I’m lucky that Flint, one of my most loyal followers on Stone Cold Arsenal has had the privilege of being an Arsenal supporter for over 50 years. I tell you – Flint’s experience and sense of perspective is invaluable and could well benefit our core of plastic ’Johnny come lately’ customers who suggest that they’re ardent supporters.
Here’s a bit of insight and perspective into Arsenal’s goal keeping tribulations from Flint:
Bob Wilson, in fact, is a good illustration of why we need to remain patient with our project, certainly in the ‘keeper situation. Unfortunately it is not a position where you can afford much.

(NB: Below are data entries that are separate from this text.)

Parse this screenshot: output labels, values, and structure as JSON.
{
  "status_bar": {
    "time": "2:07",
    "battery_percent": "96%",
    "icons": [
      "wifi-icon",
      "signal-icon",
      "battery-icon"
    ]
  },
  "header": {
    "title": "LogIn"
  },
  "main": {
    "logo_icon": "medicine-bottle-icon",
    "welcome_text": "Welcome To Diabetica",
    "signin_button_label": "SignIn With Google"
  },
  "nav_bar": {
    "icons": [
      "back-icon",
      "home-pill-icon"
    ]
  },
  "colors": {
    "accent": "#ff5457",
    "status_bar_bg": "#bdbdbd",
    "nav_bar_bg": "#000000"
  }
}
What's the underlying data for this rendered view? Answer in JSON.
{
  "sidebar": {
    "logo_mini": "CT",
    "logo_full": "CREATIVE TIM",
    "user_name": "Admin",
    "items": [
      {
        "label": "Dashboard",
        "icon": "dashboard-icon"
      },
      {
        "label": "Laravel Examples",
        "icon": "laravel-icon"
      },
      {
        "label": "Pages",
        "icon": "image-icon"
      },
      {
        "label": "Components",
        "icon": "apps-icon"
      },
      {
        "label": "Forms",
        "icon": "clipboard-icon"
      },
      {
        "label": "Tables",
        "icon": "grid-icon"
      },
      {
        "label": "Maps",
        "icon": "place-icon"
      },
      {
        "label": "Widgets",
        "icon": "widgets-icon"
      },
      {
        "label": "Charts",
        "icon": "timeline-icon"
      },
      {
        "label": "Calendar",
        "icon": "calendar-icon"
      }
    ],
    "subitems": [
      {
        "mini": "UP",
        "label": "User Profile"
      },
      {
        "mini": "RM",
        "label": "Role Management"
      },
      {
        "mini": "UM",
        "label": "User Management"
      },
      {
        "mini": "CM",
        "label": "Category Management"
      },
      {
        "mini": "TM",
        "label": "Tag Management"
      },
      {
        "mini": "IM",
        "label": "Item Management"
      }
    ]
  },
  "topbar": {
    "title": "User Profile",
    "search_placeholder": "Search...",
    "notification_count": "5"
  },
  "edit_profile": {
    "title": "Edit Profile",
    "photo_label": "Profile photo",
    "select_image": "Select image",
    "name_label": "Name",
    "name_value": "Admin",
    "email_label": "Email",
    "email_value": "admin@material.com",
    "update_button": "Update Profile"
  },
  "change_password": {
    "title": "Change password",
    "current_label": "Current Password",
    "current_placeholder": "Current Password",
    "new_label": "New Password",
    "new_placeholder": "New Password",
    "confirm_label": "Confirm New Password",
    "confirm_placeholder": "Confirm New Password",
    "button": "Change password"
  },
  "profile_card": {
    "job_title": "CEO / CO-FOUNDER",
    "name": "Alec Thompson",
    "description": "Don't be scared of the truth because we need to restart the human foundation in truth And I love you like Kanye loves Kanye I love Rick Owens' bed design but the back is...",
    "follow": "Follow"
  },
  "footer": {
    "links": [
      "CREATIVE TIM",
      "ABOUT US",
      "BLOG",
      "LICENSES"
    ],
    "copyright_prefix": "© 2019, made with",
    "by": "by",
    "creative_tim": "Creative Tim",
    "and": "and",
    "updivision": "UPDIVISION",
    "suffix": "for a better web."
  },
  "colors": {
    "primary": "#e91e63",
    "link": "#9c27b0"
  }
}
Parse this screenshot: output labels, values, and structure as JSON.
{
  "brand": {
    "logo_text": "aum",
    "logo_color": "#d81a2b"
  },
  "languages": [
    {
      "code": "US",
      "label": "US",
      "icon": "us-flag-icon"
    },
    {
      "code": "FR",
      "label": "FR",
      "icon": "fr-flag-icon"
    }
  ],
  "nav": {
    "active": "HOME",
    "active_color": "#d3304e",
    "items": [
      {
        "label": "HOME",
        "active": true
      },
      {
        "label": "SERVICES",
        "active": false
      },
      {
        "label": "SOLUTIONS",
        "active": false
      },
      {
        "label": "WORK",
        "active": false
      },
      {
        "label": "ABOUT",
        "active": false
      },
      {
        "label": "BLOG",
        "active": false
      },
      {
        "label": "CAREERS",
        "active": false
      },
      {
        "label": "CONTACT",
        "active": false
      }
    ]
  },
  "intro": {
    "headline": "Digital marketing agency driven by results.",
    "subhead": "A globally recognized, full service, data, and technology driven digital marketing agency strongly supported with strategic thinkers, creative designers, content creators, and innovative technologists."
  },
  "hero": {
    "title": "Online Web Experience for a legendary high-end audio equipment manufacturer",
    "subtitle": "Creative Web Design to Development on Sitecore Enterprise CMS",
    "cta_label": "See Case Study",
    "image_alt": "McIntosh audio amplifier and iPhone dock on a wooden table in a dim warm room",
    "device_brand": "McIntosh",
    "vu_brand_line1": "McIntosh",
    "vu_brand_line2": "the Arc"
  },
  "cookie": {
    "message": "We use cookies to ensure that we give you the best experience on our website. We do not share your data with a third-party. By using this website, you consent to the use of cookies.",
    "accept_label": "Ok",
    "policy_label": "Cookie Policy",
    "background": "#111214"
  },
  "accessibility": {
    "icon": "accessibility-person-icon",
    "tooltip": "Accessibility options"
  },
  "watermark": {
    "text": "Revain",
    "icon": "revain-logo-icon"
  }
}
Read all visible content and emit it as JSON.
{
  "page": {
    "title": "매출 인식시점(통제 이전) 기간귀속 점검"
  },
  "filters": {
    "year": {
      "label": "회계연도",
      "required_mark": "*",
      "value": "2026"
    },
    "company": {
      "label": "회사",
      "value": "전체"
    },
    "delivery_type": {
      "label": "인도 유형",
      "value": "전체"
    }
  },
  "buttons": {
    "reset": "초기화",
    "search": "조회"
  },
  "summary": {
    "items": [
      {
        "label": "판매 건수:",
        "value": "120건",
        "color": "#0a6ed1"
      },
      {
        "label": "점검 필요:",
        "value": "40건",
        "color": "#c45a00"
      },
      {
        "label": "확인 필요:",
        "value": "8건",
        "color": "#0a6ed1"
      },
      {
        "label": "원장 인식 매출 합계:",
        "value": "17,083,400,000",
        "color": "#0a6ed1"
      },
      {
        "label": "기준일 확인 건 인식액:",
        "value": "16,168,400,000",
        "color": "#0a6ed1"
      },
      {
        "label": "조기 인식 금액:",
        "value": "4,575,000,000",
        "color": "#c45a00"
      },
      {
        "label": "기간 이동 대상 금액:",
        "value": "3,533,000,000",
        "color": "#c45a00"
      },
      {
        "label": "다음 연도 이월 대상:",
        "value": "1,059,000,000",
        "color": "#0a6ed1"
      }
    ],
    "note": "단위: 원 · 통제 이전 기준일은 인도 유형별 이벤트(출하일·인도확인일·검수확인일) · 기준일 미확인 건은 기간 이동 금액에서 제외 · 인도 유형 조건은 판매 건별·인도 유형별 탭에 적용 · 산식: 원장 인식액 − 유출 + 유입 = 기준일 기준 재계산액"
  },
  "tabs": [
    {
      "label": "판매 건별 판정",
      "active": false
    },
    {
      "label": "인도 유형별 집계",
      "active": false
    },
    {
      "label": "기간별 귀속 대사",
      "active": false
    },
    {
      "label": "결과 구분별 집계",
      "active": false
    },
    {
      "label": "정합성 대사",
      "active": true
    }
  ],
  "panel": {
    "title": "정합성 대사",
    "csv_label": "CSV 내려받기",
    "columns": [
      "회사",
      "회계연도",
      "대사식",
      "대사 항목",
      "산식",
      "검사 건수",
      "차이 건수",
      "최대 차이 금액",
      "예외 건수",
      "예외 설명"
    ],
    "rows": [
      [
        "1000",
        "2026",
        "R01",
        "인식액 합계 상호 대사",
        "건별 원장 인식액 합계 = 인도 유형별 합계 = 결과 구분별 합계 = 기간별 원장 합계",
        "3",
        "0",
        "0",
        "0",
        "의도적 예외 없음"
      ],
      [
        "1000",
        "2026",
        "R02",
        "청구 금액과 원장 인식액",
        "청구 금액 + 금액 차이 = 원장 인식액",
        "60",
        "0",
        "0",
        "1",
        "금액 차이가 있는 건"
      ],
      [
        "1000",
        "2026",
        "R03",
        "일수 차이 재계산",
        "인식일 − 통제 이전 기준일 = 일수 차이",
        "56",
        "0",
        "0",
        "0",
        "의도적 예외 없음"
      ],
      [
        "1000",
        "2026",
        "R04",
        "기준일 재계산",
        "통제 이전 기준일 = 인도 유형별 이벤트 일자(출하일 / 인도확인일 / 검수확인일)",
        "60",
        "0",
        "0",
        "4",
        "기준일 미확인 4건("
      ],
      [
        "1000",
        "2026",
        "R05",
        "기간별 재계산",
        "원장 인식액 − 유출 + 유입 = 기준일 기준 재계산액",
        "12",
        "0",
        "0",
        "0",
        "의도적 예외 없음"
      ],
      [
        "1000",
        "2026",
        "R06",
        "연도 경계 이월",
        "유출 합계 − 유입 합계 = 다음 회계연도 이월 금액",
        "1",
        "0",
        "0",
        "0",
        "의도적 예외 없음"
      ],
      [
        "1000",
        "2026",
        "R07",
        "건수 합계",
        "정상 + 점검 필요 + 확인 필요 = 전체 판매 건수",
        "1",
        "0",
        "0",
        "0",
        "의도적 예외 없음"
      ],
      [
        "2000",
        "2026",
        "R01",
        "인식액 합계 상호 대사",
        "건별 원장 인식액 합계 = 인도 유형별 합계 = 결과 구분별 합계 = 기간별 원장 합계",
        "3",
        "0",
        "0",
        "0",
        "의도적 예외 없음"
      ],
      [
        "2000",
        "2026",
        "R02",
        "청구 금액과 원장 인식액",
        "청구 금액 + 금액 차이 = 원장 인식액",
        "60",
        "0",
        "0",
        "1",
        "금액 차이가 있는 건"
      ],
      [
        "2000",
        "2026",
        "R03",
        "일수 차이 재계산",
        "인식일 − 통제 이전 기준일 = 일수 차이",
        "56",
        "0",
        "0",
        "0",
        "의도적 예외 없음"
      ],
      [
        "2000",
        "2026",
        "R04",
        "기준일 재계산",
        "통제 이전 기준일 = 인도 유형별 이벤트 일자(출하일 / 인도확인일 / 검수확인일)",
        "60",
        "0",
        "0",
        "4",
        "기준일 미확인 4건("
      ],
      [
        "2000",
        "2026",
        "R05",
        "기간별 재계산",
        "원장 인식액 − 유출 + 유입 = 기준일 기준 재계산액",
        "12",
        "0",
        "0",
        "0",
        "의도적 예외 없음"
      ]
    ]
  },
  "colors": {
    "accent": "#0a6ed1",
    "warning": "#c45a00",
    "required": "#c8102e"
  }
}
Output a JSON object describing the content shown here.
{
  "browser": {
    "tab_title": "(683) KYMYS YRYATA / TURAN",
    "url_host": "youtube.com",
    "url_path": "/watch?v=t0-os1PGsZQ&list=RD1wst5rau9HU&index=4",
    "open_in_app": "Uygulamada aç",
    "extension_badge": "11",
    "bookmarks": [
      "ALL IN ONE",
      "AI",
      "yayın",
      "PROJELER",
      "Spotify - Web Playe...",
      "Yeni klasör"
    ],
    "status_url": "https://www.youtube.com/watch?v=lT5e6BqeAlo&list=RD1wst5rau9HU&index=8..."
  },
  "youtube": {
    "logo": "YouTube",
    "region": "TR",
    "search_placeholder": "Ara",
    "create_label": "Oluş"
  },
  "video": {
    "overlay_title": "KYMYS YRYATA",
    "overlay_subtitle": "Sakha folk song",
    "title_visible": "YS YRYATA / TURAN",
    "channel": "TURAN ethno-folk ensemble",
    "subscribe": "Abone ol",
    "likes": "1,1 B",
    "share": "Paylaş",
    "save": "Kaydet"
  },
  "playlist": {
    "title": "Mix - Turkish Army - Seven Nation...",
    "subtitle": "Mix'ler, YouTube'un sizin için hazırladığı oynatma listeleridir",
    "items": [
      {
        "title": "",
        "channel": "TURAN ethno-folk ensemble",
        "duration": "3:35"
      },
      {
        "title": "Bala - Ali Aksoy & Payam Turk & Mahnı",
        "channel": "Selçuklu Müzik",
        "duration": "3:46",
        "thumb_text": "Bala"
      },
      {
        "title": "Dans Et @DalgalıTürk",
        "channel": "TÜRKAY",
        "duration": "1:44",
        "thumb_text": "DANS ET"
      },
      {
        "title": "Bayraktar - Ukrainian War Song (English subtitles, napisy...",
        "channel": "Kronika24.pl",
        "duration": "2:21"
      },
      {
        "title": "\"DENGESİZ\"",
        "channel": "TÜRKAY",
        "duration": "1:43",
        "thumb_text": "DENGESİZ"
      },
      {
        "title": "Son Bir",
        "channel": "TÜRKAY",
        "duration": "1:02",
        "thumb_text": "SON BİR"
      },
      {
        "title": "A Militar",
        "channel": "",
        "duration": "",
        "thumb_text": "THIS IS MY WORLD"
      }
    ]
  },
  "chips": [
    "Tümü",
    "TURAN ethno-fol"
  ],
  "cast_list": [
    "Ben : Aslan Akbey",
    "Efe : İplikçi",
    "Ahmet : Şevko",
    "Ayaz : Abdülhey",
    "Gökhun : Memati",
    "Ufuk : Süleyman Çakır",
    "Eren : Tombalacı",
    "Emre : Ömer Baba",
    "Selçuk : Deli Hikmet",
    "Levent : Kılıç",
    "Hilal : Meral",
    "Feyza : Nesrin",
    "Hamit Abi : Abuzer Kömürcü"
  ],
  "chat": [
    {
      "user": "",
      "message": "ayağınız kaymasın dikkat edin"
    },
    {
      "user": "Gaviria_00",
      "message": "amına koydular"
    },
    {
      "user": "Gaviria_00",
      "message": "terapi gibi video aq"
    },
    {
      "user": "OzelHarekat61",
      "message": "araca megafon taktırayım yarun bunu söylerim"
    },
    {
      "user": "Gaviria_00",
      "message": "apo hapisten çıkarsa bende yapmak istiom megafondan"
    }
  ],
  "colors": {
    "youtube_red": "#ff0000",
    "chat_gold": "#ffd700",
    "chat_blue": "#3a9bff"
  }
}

Arsenal had always had 2 long term goalkeepers from 1946 to 1961, in George Swindon & still my favourite Jack Kelsey. Jack had his career ended by injury c1961 & we then had several occasionally brilliant but mostly unreliable ‘keepers. including Bob, until Fingers Furnell came from Liverpool to be a little bit more reliable but I would not put him in even Almunia’s class.
Bob had a spell of about 4 games, starting brilliantly against Forest & ending looking like the amateur he still was against Chelsea. He disappeared for 5/6 seasons to reappear after Fingers made a mistake too many. He was totally different & was superb, particularly in 70/71, until he retired c1974.
What I am saying is that perhaps it is too early for Fabianski. We have not produced a permanent ‘keeper through the youth system since Jack Kelsey. I know from his book that he got off to a very poor start, in the 1st team, but made it whilst still very young, a couple of seasons later. Same with Jennings at Tottenham, he had an awful start there.
Jack was, in my opinion better than Seaman, so you have to be a great to make it so young. Fabianski has a way to go but for me Sczezsny has the look of an early achiever.
On a side note, I see Given did no better than Fabianski against the Delap throw, in the recent 2 matches. It ain’t so easy.
My opinion is that the individual errors and lapses of judgement are just a hill of beans that don’t amount to anything but a learning process. Unfortunately for Arsenal, we’re at a higher risk because of the club’s courage to stand by their players and give them opportunities to prove their worth, despite some inevitable mistakes that will lead to goals and lost points.
What was telling for me on this issue was Wenger’s response to being asked about not purchasing a striker. Wenger used Nicklas Bendtner (who was present with him at that press conference) as an example.
The manager’s view was that having taken Bendtner in at the age of 15, and investing in him for 7 years, it doesn’t make sense to turn around and drop the player because of misguided pressure from outside to buy as a knee jerk solution to every problem.
Wenger’s unwavering faith in his charges is as commendable as his courage in facing the adversity that comes their way when they go through a difficult patch. It is this courage and support that will stop the hill of beans that are the growing pains of any development process becoming an insurmountable mountain.
The more relevant question is whether some Arsenal supporters (or customers) have the spine to stand the heat of the real-time education the youngsters are having. I’m sure there are those who’d prefer that Arsenal throw the baby, the bath water and the whole bathroom down Holloway Road.
Posted on February 19, 2010, in Arsenal, Champions League, Football, Premier League, Premiership, Soccer and tagged Arsenal, Football, Premier League, Soccer, Stone Cold Arsenal. Bookmark the permalink. 304 Comments.